Aside from President Trump, virtually no one thinks a full agreement for North Korea’s complete nuclearization is going to be forged June 12. Instead of utter failure (or Trump’s dangerous concessions to “get a deal”) the Brookings Institution’s Michael E. O’Hanlon has a clever four-step process the administration should consider. The first two would look like this:
Freeze. This is the stage we are now in, of course, so no radical steps are needed to achieve it in the short term, but the positive atmospherics around the summit are smart and should continue. . . .
Cap. A verifiable cessation to the production of fissile material needed in a nuclear bomb would be a huge step. To achieve it, North Korea would have to shut down existing nuclear activities, provide a database of existing production sites to international inspectors, and allow those inspectors to visit the sites as well as “suspect sites” in other parts of the country. It could shroud and shield areas of each major military facility so that inspectors would not be able to find actual warhead stocks, but otherwise it would be giving up information on the regime’s most prized possessions to the international community. At the same time, however, it would not be permanently disabling or dismantling these sites, so the incentives offered to it should be temporarily and reversible as well — the suspension of certain sanctions rather than their elimination, and the provision of just humanitarian aid rather than wide-ranging economic aid.
The difficulty, if not the impossibility, of reaching a deal is clear. Few North Korea watchers think a regime as paranoid, freakishly controlling and repressive as Pyongyang is going to “shut down existing nuclear activities, provide a database of existing production sites to international inspectors, and allow those inspectors to visit the sites.” If not, however, we haven’t given much up and can further tighten sanctions.

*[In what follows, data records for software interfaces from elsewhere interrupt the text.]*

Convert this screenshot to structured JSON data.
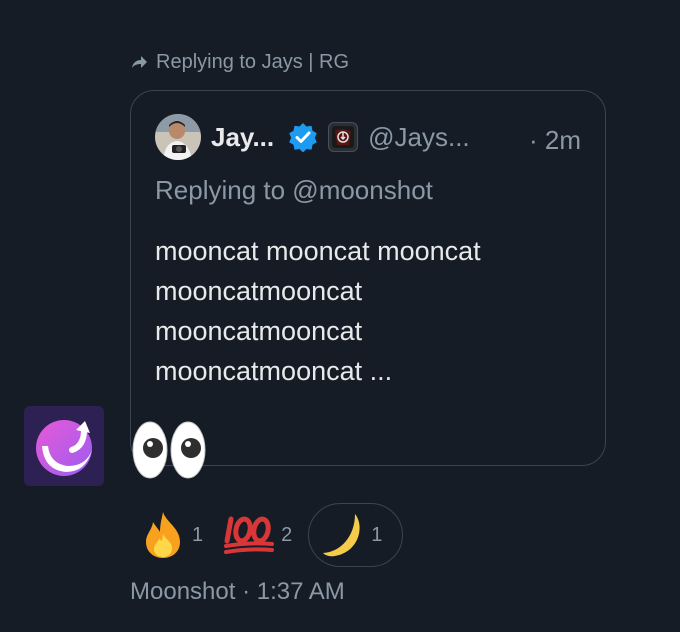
{
  "reply_header": {
    "text": "Replying to Jays | RG",
    "icon": "reply-arrow-icon"
  },
  "quote": {
    "author_name": "Jay...",
    "author_handle": "@Jays...",
    "time": "· 2m",
    "replying_to": "Replying to @moonshot",
    "body_lines": [
      "mooncat mooncat mooncat",
      "mooncatmooncat",
      "mooncatmooncat",
      "mooncatmooncat ..."
    ],
    "icons": [
      "avatar",
      "verified-badge-icon",
      "affiliate-badge-icon"
    ]
  },
  "message": {
    "emoji": "eyes",
    "app_avatar_icon": "moonshot-logo-icon"
  },
  "reactions": [
    {
      "emoji": "fire",
      "count": "1"
    },
    {
      "emoji": "hundred-points",
      "count": "2"
    },
    {
      "emoji": "crescent-moon",
      "count": "1",
      "selected": true
    }
  ],
  "footer": {
    "text": "Moonshot · 1:37 AM"
  },
  "colors": {
    "background": "#161c26",
    "text_primary": "#e7e9ea",
    "text_secondary": "#8b98a5",
    "border": "#3b4450",
    "verified_blue": "#1d9bf0"
  }
}
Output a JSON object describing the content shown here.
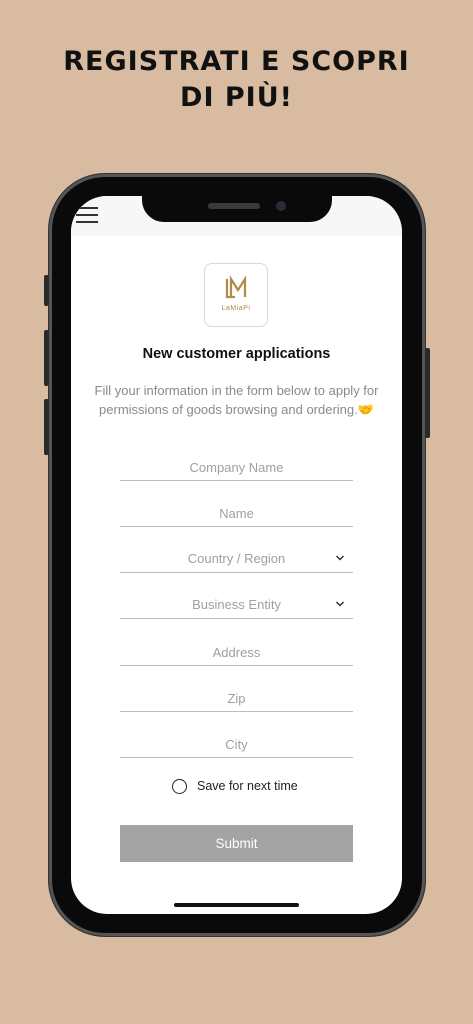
{
  "headline": {
    "line1": "REGISTRATI E SCOPRI",
    "line2": "DI PIÙ!"
  },
  "app": {
    "logo": {
      "monogram": "LM",
      "wordmark": "LaMiaPi",
      "color": "#b08a4a"
    },
    "menu_icon": "hamburger-icon",
    "title": "New customer applications",
    "description": "Fill your information in the form below to apply for permissions of goods browsing and ordering.🤝",
    "fields": {
      "company": {
        "placeholder": "Company Name",
        "value": ""
      },
      "name": {
        "placeholder": "Name",
        "value": ""
      },
      "country": {
        "placeholder": "Country / Region",
        "value": ""
      },
      "business_entity": {
        "placeholder": "Business Entity",
        "value": ""
      },
      "address": {
        "placeholder": "Address",
        "value": ""
      },
      "zip": {
        "placeholder": "Zip",
        "value": ""
      },
      "city": {
        "placeholder": "City",
        "value": ""
      }
    },
    "save_label": "Save for next time",
    "submit_label": "Submit"
  },
  "colors": {
    "background": "#d9bba2",
    "submit": "#a3a3a3",
    "logo_gold": "#b08a4a"
  }
}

The next two steps are where the rubber hits the road:
Dismantle. At this stage, while North Korea would be keeping its warheads (presumably), it would be giving up huge investments worth many hundreds of millions of dollars that would take years to rebuild. As such, more significant quid pro quos would be appropriate. . . . The majority of U.S. sanctions should stay in place until nuclear disarmament really begins to happen — until the final phase of the process, discussed below. . . .
Disarm. At this stage, U.S. sanctions could be lifted as warheads were shipped out of North Korea. . . . But such lifting of sanctions would still be important because it would make possible major loans and grants from the World Bank and the U.S. Agency for International Development, among other bodies. The spigot for such aid should not be fully opened all at once, even after nuclear disarmament. North Korea should be expected to make economic reforms, reduction in its enormous conventional military capabilities, and elimination of other weapons of mass destruction to qualify for the international community’s full largesse. A human rights dialogue should also be initiated by this stage. But significant aid would begin once the warheads and any additional stocks of highly enriched uranium or plutonium were turned over to international control. . . . By contrast, full-fledged U.S. diplomatic relations with North Korea should await, at a minimum, the end of the dismantlement phase noted above, and perhaps the disarming phase too.
We find this eminently reasonable, but unlikely to ever be agreed upon by Pyongyang. That’s all right! We should make the offer and at the very least on June 12 determine if North Korea under any circumstances would agree to dismantle, let alone disarm. The problem with sending heads of state/government to meet is that, if they fail, there is hardly any reason to have further talks. Maybe on June 12 we should seek to reach agreement on the concept of phased disarmament in exchange for sanctions. If North Korea won’t agree even to that or insists on removing the nuclear umbrella and U.S. troops securing South Korea, then we’ll at least have clarity that this entire exercise was nothing more than wishful thinking.